» **What you are asked to do**:
Find the lines below that contain the string "true", count them, and give only the number.

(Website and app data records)

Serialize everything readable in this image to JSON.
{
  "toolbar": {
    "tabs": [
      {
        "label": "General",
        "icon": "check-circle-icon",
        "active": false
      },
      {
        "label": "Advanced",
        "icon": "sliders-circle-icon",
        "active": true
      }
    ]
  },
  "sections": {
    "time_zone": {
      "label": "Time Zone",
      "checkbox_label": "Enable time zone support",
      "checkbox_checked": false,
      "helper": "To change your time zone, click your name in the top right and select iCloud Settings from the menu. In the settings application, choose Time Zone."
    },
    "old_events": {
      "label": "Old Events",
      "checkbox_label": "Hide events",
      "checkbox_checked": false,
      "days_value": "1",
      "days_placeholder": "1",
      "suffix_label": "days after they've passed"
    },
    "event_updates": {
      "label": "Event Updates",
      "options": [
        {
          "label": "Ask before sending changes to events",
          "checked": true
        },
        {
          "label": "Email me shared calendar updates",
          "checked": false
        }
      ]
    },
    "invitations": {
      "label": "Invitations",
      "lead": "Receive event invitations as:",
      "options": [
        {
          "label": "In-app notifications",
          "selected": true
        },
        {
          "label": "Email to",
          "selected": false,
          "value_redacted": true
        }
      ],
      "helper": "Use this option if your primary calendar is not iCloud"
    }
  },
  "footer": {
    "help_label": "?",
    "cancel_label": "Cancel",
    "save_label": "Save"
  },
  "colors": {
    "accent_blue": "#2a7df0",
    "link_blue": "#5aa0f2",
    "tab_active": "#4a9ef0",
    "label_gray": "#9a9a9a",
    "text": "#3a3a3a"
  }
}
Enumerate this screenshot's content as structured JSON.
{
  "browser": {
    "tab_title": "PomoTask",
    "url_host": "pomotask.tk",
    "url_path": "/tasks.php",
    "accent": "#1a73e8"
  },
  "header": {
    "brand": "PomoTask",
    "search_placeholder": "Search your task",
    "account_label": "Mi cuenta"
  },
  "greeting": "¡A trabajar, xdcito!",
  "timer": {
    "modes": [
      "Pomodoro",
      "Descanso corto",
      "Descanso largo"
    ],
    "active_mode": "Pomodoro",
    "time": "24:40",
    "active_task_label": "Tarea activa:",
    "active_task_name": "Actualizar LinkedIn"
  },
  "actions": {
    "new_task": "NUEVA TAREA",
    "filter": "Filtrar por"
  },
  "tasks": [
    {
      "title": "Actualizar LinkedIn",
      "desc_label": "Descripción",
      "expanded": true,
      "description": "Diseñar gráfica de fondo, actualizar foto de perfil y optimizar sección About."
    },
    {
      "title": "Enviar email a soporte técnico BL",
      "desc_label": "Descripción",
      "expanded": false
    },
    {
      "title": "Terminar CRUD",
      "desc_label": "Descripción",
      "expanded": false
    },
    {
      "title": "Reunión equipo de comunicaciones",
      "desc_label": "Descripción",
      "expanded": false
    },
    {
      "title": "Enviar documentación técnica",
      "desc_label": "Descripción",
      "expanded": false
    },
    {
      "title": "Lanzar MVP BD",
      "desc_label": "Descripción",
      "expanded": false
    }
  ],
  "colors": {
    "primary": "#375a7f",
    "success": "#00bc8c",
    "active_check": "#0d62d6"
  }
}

» **Reply**:
5